After “Beach bums” I wanted a change of technique from controlled areas of flat paint to something more gestural. I thought back to early days in Nairobi when I had nearly sat on a cobra that was under a log where I had sat to look at this view. It must have been late March or early April then as well, so the synchronicity appealed to me.
This is almost a record of imperialism’s impact on Africa. You are seeing trees that are alien to England and alien to Africa, with wattles and blue gums from Australia and pines from Mexico, all imported, for profit. Only the fever trees are native.
This view has probably gone now, buried in the creeping urbanisation, but it was/ is the headwater of the Gatheru river.
The technique involved using a single size of brush with a lot of loose wrist action to indicate the wattle flowers and the long grass on the slopes, which I then enhanced by a little bit of palette knife work before dragging the surface when it was semi dry. There is scratch work with the back of a palette knife used on the gum trees, the Mexican pines and the reeds. I also touched up the reeds with a pencil.

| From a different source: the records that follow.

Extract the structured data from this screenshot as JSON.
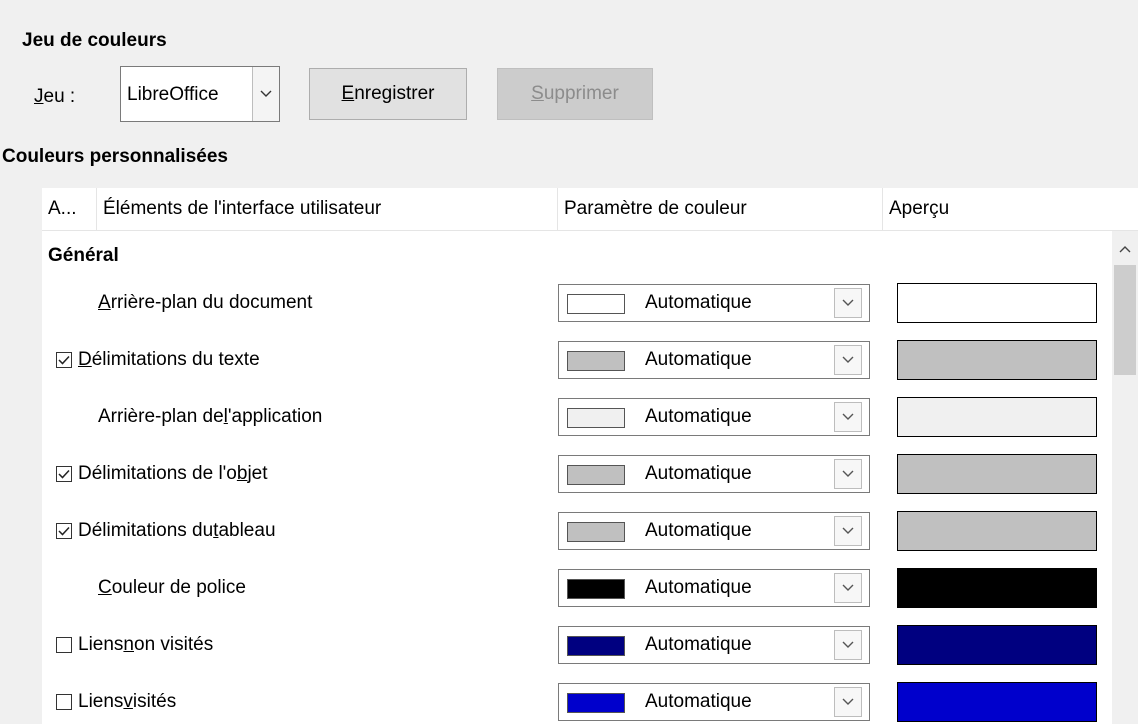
{
  "scheme_section": {
    "title": "Jeu de couleurs",
    "scheme_label_underline": "J",
    "scheme_label_rest": "eu :",
    "scheme_value": "LibreOffice",
    "save_underline": "E",
    "save_rest": "nregistrer",
    "delete_underline": "S",
    "delete_rest": "upprimer"
  },
  "custom_section": {
    "title": "Couleurs personnalisées"
  },
  "columns": {
    "active": "A...",
    "element": "Éléments de l'interface utilisateur",
    "setting": "Paramètre de couleur",
    "preview": "Aperçu"
  },
  "group": {
    "label": "Général"
  },
  "rows": [
    {
      "has_checkbox": false,
      "checked": false,
      "pre": "",
      "ul": "A",
      "post": "rrière-plan du document",
      "combo_value": "Automatique",
      "color": "#ffffff"
    },
    {
      "has_checkbox": true,
      "checked": true,
      "pre": "",
      "ul": "D",
      "post": "élimitations du texte",
      "combo_value": "Automatique",
      "color": "#c0c0c0"
    },
    {
      "has_checkbox": false,
      "checked": false,
      "pre": "Arrière-plan de ",
      "ul": "l",
      "post": "'application",
      "combo_value": "Automatique",
      "color": "#f0f0f0"
    },
    {
      "has_checkbox": true,
      "checked": true,
      "pre": "Délimitations de l'o",
      "ul": "b",
      "post": "jet",
      "combo_value": "Automatique",
      "color": "#c0c0c0"
    },
    {
      "has_checkbox": true,
      "checked": true,
      "pre": "Délimitations du ",
      "ul": "t",
      "post": "ableau",
      "combo_value": "Automatique",
      "color": "#c0c0c0"
    },
    {
      "has_checkbox": false,
      "checked": false,
      "pre": "",
      "ul": "C",
      "post": "ouleur de police",
      "combo_value": "Automatique",
      "color": "#000000"
    },
    {
      "has_checkbox": true,
      "checked": false,
      "pre": "Liens ",
      "ul": "n",
      "post": "on visités",
      "combo_value": "Automatique",
      "color": "#000080"
    },
    {
      "has_checkbox": true,
      "checked": false,
      "pre": "Liens ",
      "ul": "v",
      "post": "isités",
      "combo_value": "Automatique",
      "color": "#0000cc"
    }
  ]
}
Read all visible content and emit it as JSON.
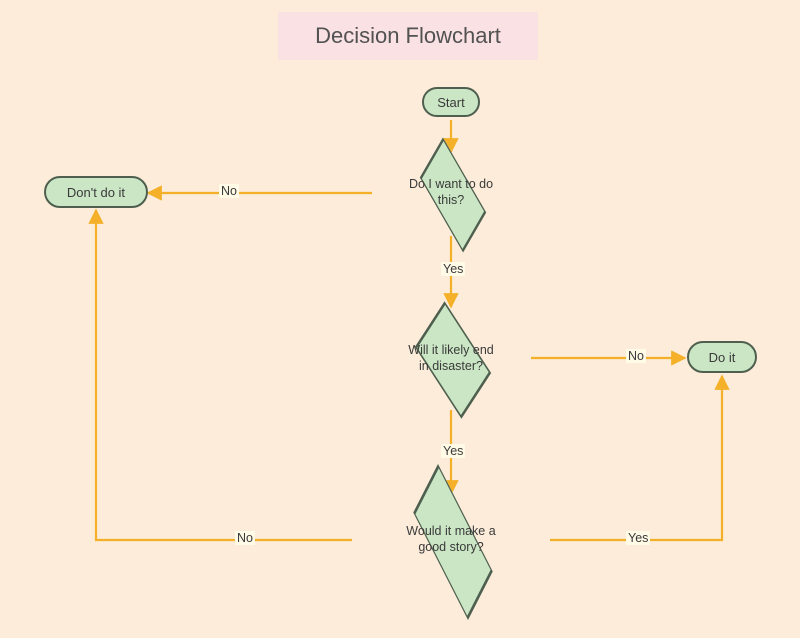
{
  "title": "Decision Flowchart",
  "nodes": {
    "start": {
      "label": "Start"
    },
    "dontdoit": {
      "label": "Don't do it"
    },
    "doit": {
      "label": "Do it"
    },
    "q_want": {
      "label": "Do I want to do this?"
    },
    "q_disaster": {
      "label": "Will it likely end in disaster?"
    },
    "q_story": {
      "label": "Would it make a good story?"
    }
  },
  "edges": {
    "want_no": {
      "label": "No"
    },
    "want_yes": {
      "label": "Yes"
    },
    "disaster_no": {
      "label": "No"
    },
    "disaster_yes": {
      "label": "Yes"
    },
    "story_no": {
      "label": "No"
    },
    "story_yes": {
      "label": "Yes"
    }
  },
  "colors": {
    "background": "#fcecd9",
    "node_fill": "#cbe6c5",
    "node_border": "#4f5f4f",
    "arrow": "#f4b029",
    "title_bg": "#fae1e3"
  }
}
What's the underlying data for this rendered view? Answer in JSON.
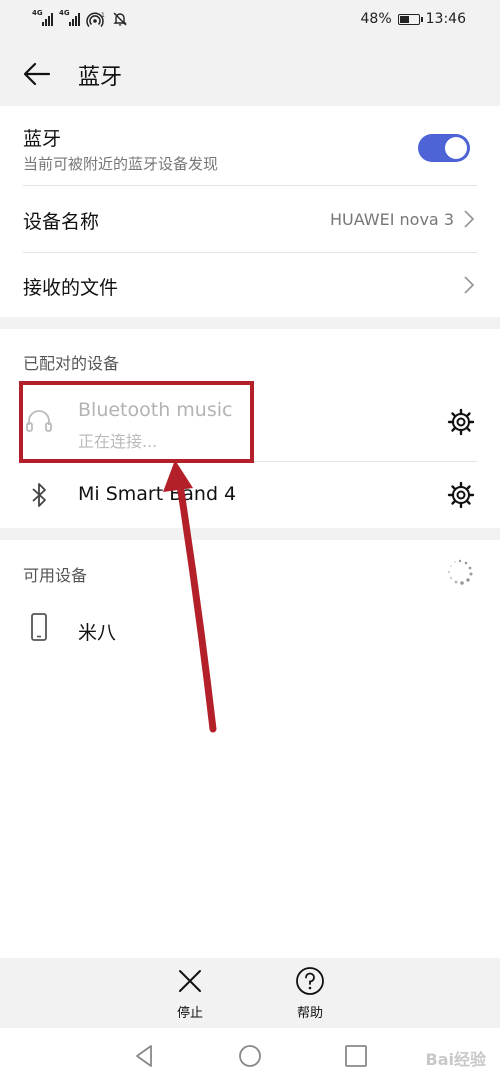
{
  "status_bar": {
    "signal1_label": "4G",
    "signal2_label": "4G",
    "hotspot_badge": "1",
    "battery": "48%",
    "time": "13:46"
  },
  "header": {
    "title": "蓝牙"
  },
  "bluetooth": {
    "title": "蓝牙",
    "subtitle": "当前可被附近的蓝牙设备发现",
    "enabled": true
  },
  "device_name": {
    "label": "设备名称",
    "value": "HUAWEI nova 3"
  },
  "received_files": {
    "label": "接收的文件"
  },
  "paired": {
    "label": "已配对的设备",
    "devices": [
      {
        "name": "Bluetooth music",
        "status": "正在连接...",
        "icon": "headphones-icon"
      },
      {
        "name": "Mi Smart Band 4",
        "status": "",
        "icon": "bluetooth-icon"
      }
    ]
  },
  "available": {
    "label": "可用设备",
    "devices": [
      {
        "name": "米八",
        "icon": "phone-icon"
      }
    ]
  },
  "actions": {
    "stop_label": "停止",
    "help_label": "帮助"
  },
  "watermark": "Bai经验",
  "colors": {
    "accent": "#4d63d6",
    "annotation": "#b3202a"
  }
}
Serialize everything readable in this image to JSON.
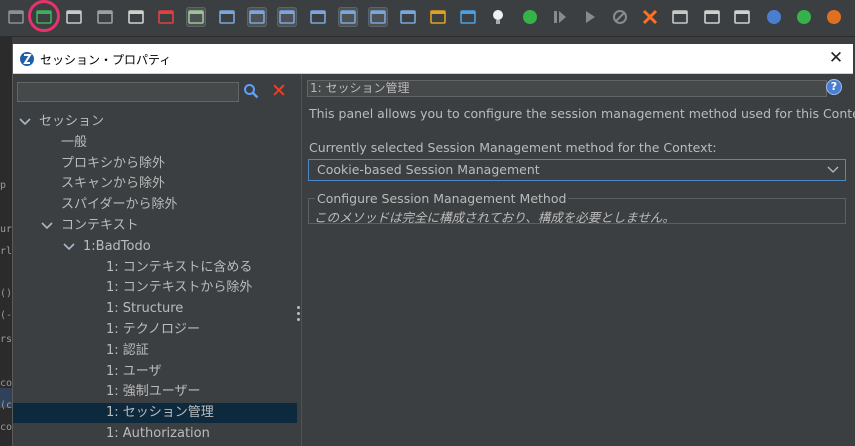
{
  "window": {
    "title": "セッション・プロパティ",
    "close_glyph": "✕"
  },
  "toolbar": {
    "icons": [
      "screen-icon",
      "session-properties-icon",
      "options-gear-icon",
      "layout-icon",
      "desktop-icon",
      "desktop-remove-icon",
      "desktop-panel-icon",
      "panel-left-icon",
      "panel-bottom-icon",
      "panel-full-icon",
      "tab-icon-1",
      "tab-icon-2",
      "tab-icon-3",
      "tab-icon-4",
      "marketplace-icon",
      "scan-icon",
      "lightbulb-icon",
      "break-icon",
      "step-icon",
      "continue-icon",
      "drop-icon",
      "clear-breakpoints-icon",
      "keyboard-icon",
      "manage-users-icon",
      "hud-icon",
      "help-icon",
      "globe-icon",
      "firefox-icon"
    ]
  },
  "left": {
    "search": {
      "value": "",
      "placeholder": ""
    },
    "tree": [
      {
        "label": "セッション",
        "indent": 0,
        "arrow": "v"
      },
      {
        "label": "一般",
        "indent": 1
      },
      {
        "label": "プロキシから除外",
        "indent": 1
      },
      {
        "label": "スキャンから除外",
        "indent": 1
      },
      {
        "label": "スパイダーから除外",
        "indent": 1
      },
      {
        "label": "コンテキスト",
        "indent": 1,
        "arrow": "v"
      },
      {
        "label": "1:BadTodo",
        "indent": 2,
        "arrow": "v"
      },
      {
        "label": "1: コンテキストに含める",
        "indent": 3
      },
      {
        "label": "1: コンテキストから除外",
        "indent": 3
      },
      {
        "label": "1: Structure",
        "indent": 3
      },
      {
        "label": "1: テクノロジー",
        "indent": 3
      },
      {
        "label": "1: 認証",
        "indent": 3
      },
      {
        "label": "1: ユーザ",
        "indent": 3
      },
      {
        "label": "1: 強制ユーザー",
        "indent": 3
      },
      {
        "label": "1: セッション管理",
        "indent": 3,
        "selected": true
      },
      {
        "label": "1: Authorization",
        "indent": 3
      }
    ]
  },
  "right": {
    "header": "1: セッション管理",
    "help_glyph": "?",
    "description": "This panel allows you to configure the session management method used for this Context.",
    "method_label": "Currently selected Session Management method for the Context:",
    "method_value": "Cookie-based Session Management",
    "configure_legend": "Configure Session Management Method",
    "configure_info": "このメソッドは完全に構成されており、構成を必要としません。"
  },
  "background_fragments": [
    "p",
    "ur",
    "rl",
    "()",
    "(-",
    "rs",
    "co",
    "(c",
    "co"
  ],
  "colors": {
    "accent_ring": "#e6336b",
    "selection": "#0d293e",
    "focus_border": "#4a88c7",
    "clear_red": "#ff3b1e"
  }
}
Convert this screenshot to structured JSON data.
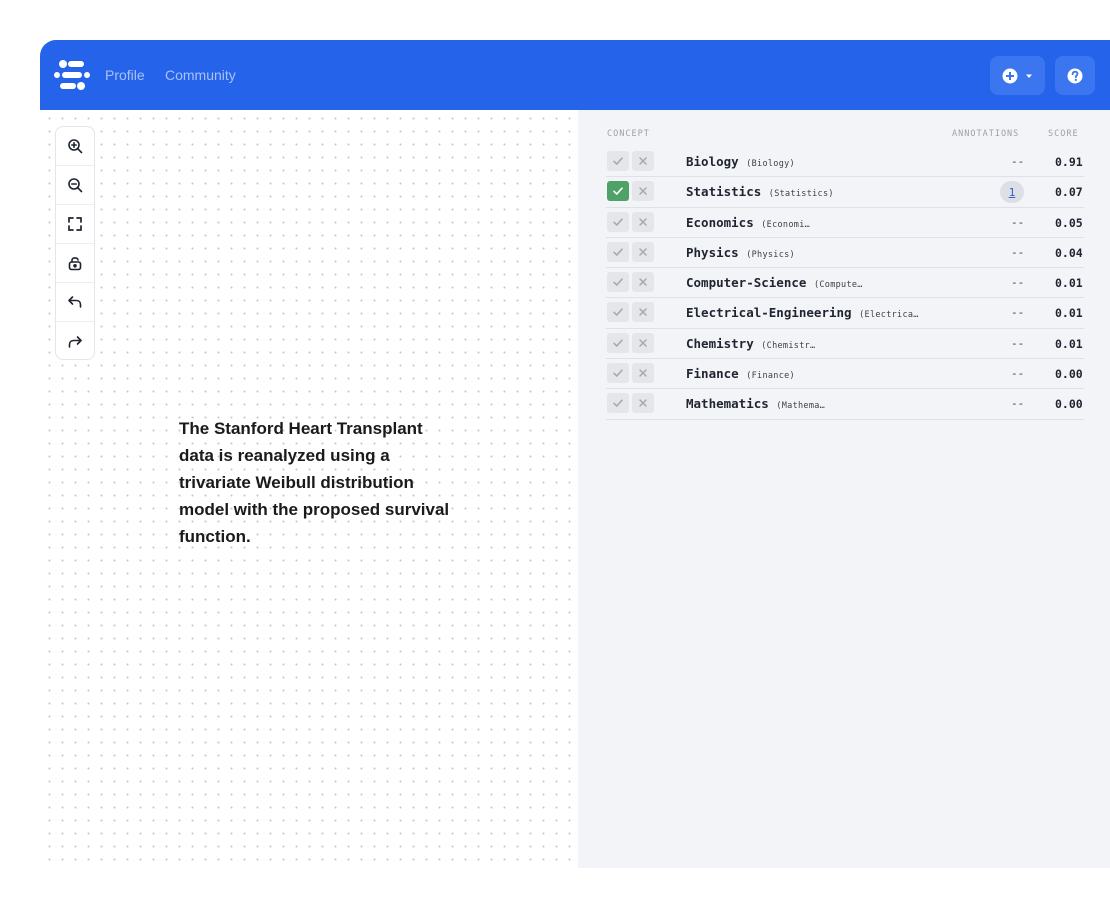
{
  "nav": {
    "profile": "Profile",
    "community": "Community"
  },
  "note": {
    "text": "The Stanford Heart Transplant data is reanalyzed using a trivariate Weibull distribution model with the proposed survival function."
  },
  "panel": {
    "headers": {
      "concept": "CONCEPT",
      "annotations": "ANNOTATIONS",
      "score": "SCORE"
    },
    "rows": [
      {
        "name": "Biology",
        "sub": "(Biology)",
        "annotations": "--",
        "score": "0.91",
        "accepted": false
      },
      {
        "name": "Statistics",
        "sub": "(Statistics)",
        "annotations": "1",
        "score": "0.07",
        "accepted": true
      },
      {
        "name": "Economics",
        "sub": "(Economi…",
        "annotations": "--",
        "score": "0.05",
        "accepted": false
      },
      {
        "name": "Physics",
        "sub": "(Physics)",
        "annotations": "--",
        "score": "0.04",
        "accepted": false
      },
      {
        "name": "Computer-Science",
        "sub": "(Compute…",
        "annotations": "--",
        "score": "0.01",
        "accepted": false
      },
      {
        "name": "Electrical-Engineering",
        "sub": "(Electrica…",
        "annotations": "--",
        "score": "0.01",
        "accepted": false
      },
      {
        "name": "Chemistry",
        "sub": "(Chemistr…",
        "annotations": "--",
        "score": "0.01",
        "accepted": false
      },
      {
        "name": "Finance",
        "sub": "(Finance)",
        "annotations": "--",
        "score": "0.00",
        "accepted": false
      },
      {
        "name": "Mathematics",
        "sub": "(Mathema…",
        "annotations": "--",
        "score": "0.00",
        "accepted": false
      }
    ]
  },
  "icons": {
    "logo": "logo-icon",
    "add": "plus-circle-icon",
    "dropdown": "caret-down-icon",
    "help": "help-icon",
    "zoom_in": "zoom-in-icon",
    "zoom_out": "zoom-out-icon",
    "fit": "fit-view-icon",
    "lock": "unlock-icon",
    "undo": "undo-icon",
    "redo": "redo-icon"
  },
  "colors": {
    "topbar": "#2563eb",
    "accept_on": "#4fa267"
  }
}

This is too close to reportage, although salvaged from memory to satisfy me but painting it was a n exorcism of the fright the snake gave me, (he was equally frightened, fleeing in a n almost straight lien int e opposite direction to that in which I jumped.) By way of compensation a few days later I saw my first duiker in the grass on the near bank by the big wattle on the right.